## [WORK TO COMPLETE]
Every line in the listing is to be echoed verbatim.

Start of Block

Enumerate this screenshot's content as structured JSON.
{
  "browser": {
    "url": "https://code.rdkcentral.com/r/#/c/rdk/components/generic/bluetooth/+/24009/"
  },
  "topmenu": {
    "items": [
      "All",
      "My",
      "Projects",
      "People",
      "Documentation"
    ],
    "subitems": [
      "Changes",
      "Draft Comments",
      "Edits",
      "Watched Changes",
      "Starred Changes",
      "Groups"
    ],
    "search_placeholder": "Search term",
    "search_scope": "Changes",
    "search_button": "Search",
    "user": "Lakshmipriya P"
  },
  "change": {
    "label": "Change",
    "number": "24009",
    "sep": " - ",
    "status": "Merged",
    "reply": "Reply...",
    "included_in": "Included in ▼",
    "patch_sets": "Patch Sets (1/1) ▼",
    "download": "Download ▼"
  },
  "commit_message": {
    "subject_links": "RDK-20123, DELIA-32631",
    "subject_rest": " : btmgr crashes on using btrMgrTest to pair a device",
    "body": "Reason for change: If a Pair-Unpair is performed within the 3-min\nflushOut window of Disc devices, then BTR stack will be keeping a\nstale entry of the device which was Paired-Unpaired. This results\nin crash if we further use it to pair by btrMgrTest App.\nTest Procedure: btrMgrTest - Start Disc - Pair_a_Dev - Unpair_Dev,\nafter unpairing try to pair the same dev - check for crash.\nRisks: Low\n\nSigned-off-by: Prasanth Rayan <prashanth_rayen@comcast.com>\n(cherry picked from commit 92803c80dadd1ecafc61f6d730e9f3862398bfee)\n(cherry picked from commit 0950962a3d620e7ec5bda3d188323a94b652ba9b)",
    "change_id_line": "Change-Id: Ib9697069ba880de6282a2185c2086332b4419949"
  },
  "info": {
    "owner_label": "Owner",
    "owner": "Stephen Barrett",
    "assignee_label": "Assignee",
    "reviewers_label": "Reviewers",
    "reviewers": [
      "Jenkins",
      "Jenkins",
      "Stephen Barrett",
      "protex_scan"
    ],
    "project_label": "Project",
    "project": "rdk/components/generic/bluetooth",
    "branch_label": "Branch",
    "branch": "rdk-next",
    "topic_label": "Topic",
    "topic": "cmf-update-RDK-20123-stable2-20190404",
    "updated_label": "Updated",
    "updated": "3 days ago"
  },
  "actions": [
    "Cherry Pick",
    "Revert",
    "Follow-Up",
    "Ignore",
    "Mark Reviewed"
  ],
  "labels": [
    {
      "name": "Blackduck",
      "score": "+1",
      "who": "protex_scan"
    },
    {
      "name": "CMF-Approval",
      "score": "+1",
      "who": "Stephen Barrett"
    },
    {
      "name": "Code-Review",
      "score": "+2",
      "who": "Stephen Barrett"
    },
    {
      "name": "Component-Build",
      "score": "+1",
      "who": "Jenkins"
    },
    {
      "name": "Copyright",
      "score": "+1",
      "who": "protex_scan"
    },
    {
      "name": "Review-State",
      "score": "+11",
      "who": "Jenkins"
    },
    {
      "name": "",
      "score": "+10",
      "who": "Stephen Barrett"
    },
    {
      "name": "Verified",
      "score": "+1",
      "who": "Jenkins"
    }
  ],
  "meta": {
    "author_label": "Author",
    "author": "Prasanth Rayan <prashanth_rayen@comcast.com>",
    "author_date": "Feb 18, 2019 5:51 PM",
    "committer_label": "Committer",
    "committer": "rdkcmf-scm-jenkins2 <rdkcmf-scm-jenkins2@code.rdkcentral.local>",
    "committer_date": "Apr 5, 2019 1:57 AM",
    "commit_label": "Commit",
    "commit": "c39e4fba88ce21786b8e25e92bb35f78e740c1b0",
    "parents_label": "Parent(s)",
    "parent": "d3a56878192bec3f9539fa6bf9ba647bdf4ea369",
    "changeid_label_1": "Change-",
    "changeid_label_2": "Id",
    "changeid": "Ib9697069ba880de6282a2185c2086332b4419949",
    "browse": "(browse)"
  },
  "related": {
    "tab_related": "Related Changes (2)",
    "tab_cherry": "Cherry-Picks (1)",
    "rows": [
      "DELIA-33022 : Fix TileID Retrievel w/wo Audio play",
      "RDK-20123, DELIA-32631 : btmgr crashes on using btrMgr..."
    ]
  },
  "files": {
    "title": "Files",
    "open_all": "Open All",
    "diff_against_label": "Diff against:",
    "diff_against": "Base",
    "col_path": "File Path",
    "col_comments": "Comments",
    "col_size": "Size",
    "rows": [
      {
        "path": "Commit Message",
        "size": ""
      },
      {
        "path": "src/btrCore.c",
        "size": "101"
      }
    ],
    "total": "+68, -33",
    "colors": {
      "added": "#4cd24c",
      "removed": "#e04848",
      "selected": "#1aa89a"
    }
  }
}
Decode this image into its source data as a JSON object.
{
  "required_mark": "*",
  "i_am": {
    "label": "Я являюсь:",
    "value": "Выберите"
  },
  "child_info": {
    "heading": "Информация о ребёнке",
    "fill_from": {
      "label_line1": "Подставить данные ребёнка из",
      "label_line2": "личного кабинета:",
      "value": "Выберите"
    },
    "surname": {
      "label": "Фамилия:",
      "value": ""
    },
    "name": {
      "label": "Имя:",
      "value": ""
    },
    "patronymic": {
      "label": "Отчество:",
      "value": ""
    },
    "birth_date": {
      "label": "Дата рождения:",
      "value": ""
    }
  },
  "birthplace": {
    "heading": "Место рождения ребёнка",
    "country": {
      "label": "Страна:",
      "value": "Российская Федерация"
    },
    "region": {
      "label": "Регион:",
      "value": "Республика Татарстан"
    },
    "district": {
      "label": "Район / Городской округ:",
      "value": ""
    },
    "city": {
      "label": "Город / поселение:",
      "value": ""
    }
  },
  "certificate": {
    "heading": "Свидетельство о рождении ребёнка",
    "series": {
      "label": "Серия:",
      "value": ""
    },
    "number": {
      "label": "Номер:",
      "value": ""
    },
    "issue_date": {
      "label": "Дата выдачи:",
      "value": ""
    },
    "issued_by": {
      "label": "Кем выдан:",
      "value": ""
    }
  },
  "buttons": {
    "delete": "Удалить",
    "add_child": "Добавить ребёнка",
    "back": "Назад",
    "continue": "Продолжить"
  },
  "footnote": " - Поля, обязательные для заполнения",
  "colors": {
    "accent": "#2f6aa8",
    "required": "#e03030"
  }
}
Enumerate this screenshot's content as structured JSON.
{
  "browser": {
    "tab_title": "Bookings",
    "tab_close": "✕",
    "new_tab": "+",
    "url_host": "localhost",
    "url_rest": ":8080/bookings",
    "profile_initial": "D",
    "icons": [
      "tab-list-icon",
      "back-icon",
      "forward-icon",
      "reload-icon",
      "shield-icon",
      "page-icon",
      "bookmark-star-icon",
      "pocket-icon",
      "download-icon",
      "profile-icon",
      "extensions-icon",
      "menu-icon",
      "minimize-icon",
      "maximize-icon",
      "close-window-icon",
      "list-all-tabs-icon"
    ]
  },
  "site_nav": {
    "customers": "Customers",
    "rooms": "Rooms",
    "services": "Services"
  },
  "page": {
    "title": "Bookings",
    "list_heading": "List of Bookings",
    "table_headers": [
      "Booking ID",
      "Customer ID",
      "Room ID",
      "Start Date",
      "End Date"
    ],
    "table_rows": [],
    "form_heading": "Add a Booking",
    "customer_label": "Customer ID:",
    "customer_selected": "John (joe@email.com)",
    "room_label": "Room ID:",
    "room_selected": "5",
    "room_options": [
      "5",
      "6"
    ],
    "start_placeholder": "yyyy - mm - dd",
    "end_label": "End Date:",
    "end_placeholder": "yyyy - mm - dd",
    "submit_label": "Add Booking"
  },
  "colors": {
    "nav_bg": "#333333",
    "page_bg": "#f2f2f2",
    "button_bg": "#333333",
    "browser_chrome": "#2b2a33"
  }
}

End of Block

## [TASK ANSWER]
Enumerate this screenshot's content as structured JSON.
{
  "browser": {
    "url": "https://code.rdkcentral.com/r/#/c/rdk/components/generic/bluetooth/+/24009/"
  },
  "topmenu": {
    "items": [
      "All",
      "My",
      "Projects",
      "People",
      "Documentation"
    ],
    "subitems": [
      "Changes",
      "Draft Comments",
      "Edits",
      "Watched Changes",
      "Starred Changes",
      "Groups"
    ],
    "search_placeholder": "Search term",
    "search_scope": "Changes",
    "search_button": "Search",
    "user": "Lakshmipriya P"
  },
  "change": {
    "label": "Change",
    "number": "24009",
    "sep": " - ",
    "status": "Merged",
    "reply": "Reply...",
    "included_in": "Included in ▼",
    "patch_sets": "Patch Sets (1/1) ▼",
    "download": "Download ▼"
  },
  "commit_message": {
    "subject_links": "RDK-20123, DELIA-32631",
    "subject_rest": " : btmgr crashes on using btrMgrTest to pair a device",
    "body": "Reason for change: If a Pair-Unpair is performed within the 3-min\nflushOut window of Disc devices, then BTR stack will be keeping a\nstale entry of the device which was Paired-Unpaired. This results\nin crash if we further use it to pair by btrMgrTest App.\nTest Procedure: btrMgrTest - Start Disc - Pair_a_Dev - Unpair_Dev,\nafter unpairing try to pair the same dev - check for crash.\nRisks: Low\n\nSigned-off-by: Prasanth Rayan <prashanth_rayen@comcast.com>\n(cherry picked from commit 92803c80dadd1ecafc61f6d730e9f3862398bfee)\n(cherry picked from commit 0950962a3d620e7ec5bda3d188323a94b652ba9b)",
    "change_id_line": "Change-Id: Ib9697069ba880de6282a2185c2086332b4419949"
  },
  "info": {
    "owner_label": "Owner",
    "owner": "Stephen Barrett",
    "assignee_label": "Assignee",
    "reviewers_label": "Reviewers",
    "reviewers": [
      "Jenkins",
      "Jenkins",
      "Stephen Barrett",
      "protex_scan"
    ],
    "project_label": "Project",
    "project": "rdk/components/generic/bluetooth",
    "branch_label": "Branch",
    "branch": "rdk-next",
    "topic_label": "Topic",
    "topic": "cmf-update-RDK-20123-stable2-20190404",
    "updated_label": "Updated",
    "updated": "3 days ago"
  },
  "actions": [
    "Cherry Pick",
    "Revert",
    "Follow-Up",
    "Ignore",
    "Mark Reviewed"
  ],
  "labels": [
    {
      "name": "Blackduck",
      "score": "+1",
      "who": "protex_scan"
    },
    {
      "name": "CMF-Approval",
      "score": "+1",
      "who": "Stephen Barrett"
    },
    {
      "name": "Code-Review",
      "score": "+2",
      "who": "Stephen Barrett"
    },
    {
      "name": "Component-Build",
      "score": "+1",
      "who": "Jenkins"
    },
    {
      "name": "Copyright",
      "score": "+1",
      "who": "protex_scan"
    },
    {
      "name": "Review-State",
      "score": "+11",
      "who": "Jenkins"
    },
    {
      "name": "",
      "score": "+10",
      "who": "Stephen Barrett"
    },
    {
      "name": "Verified",
      "score": "+1",
      "who": "Jenkins"
    }
  ],
  "meta": {
    "author_label": "Author",
    "author": "Prasanth Rayan <prashanth_rayen@comcast.com>",
    "author_date": "Feb 18, 2019 5:51 PM",
    "committer_label": "Committer",
    "committer": "rdkcmf-scm-jenkins2 <rdkcmf-scm-jenkins2@code.rdkcentral.local>",
    "committer_date": "Apr 5, 2019 1:57 AM",
    "commit_label": "Commit",
    "commit": "c39e4fba88ce21786b8e25e92bb35f78e740c1b0",
    "parents_label": "Parent(s)",
    "parent": "d3a56878192bec3f9539fa6bf9ba647bdf4ea369",
    "changeid_label_1": "Change-",
    "changeid_label_2": "Id",
    "changeid": "Ib9697069ba880de6282a2185c2086332b4419949",
    "browse": "(browse)"
  },
  "related": {
    "tab_related": "Related Changes (2)",
    "tab_cherry": "Cherry-Picks (1)",
    "rows": [
      "DELIA-33022 : Fix TileID Retrievel w/wo Audio play",
      "RDK-20123, DELIA-32631 : btmgr crashes on using btrMgr..."
    ]
  },
  "files": {
    "title": "Files",
    "open_all": "Open All",
    "diff_against_label": "Diff against:",
    "diff_against": "Base",
    "col_path": "File Path",
    "col_comments": "Comments",
    "col_size": "Size",
    "rows": [
      {
        "path": "Commit Message",
        "size": ""
      },
      {
        "path": "src/btrCore.c",
        "size": "101"
      }
    ],
    "total": "+68, -33",
    "colors": {
      "added": "#4cd24c",
      "removed": "#e04848",
      "selected": "#1aa89a"
    }
  }
}
Decode this image into its source data as a JSON object.
{
  "required_mark": "*",
  "i_am": {
    "label": "Я являюсь:",
    "value": "Выберите"
  },
  "child_info": {
    "heading": "Информация о ребёнке",
    "fill_from": {
      "label_line1": "Подставить данные ребёнка из",
      "label_line2": "личного кабинета:",
      "value": "Выберите"
    },
    "surname": {
      "label": "Фамилия:",
      "value": ""
    },
    "name": {
      "label": "Имя:",
      "value": ""
    },
    "patronymic": {
      "label": "Отчество:",
      "value": ""
    },
    "birth_date": {
      "label": "Дата рождения:",
      "value": ""
    }
  },
  "birthplace": {
    "heading": "Место рождения ребёнка",
    "country": {
      "label": "Страна:",
      "value": "Российская Федерация"
    },
    "region": {
      "label": "Регион:",
      "value": "Республика Татарстан"
    },
    "district": {
      "label": "Район / Городской округ:",
      "value": ""
    },
    "city": {
      "label": "Город / поселение:",
      "value": ""
    }
  },
  "certificate": {
    "heading": "Свидетельство о рождении ребёнка",
    "series": {
      "label": "Серия:",
      "value": ""
    },
    "number": {
      "label": "Номер:",
      "value": ""
    },
    "issue_date": {
      "label": "Дата выдачи:",
      "value": ""
    },
    "issued_by": {
      "label": "Кем выдан:",
      "value": ""
    }
  },
  "buttons": {
    "delete": "Удалить",
    "add_child": "Добавить ребёнка",
    "back": "Назад",
    "continue": "Продолжить"
  },
  "footnote": " - Поля, обязательные для заполнения",
  "colors": {
    "accent": "#2f6aa8",
    "required": "#e03030"
  }
}
Enumerate this screenshot's content as structured JSON.
{
  "browser": {
    "tab_title": "Bookings",
    "tab_close": "✕",
    "new_tab": "+",
    "url_host": "localhost",
    "url_rest": ":8080/bookings",
    "profile_initial": "D",
    "icons": [
      "tab-list-icon",
      "back-icon",
      "forward-icon",
      "reload-icon",
      "shield-icon",
      "page-icon",
      "bookmark-star-icon",
      "pocket-icon",
      "download-icon",
      "profile-icon",
      "extensions-icon",
      "menu-icon",
      "minimize-icon",
      "maximize-icon",
      "close-window-icon",
      "list-all-tabs-icon"
    ]
  },
  "site_nav": {
    "customers": "Customers",
    "rooms": "Rooms",
    "services": "Services"
  },
  "page": {
    "title": "Bookings",
    "list_heading": "List of Bookings",
    "table_headers": [
      "Booking ID",
      "Customer ID",
      "Room ID",
      "Start Date",
      "End Date"
    ],
    "table_rows": [],
    "form_heading": "Add a Booking",
    "customer_label": "Customer ID:",
    "customer_selected": "John (joe@email.com)",
    "room_label": "Room ID:",
    "room_selected": "5",
    "room_options": [
      "5",
      "6"
    ],
    "start_placeholder": "yyyy - mm - dd",
    "end_label": "End Date:",
    "end_placeholder": "yyyy - mm - dd",
    "submit_label": "Add Booking"
  },
  "colors": {
    "nav_bg": "#333333",
    "page_bg": "#f2f2f2",
    "button_bg": "#333333",
    "browser_chrome": "#2b2a33"
  }
}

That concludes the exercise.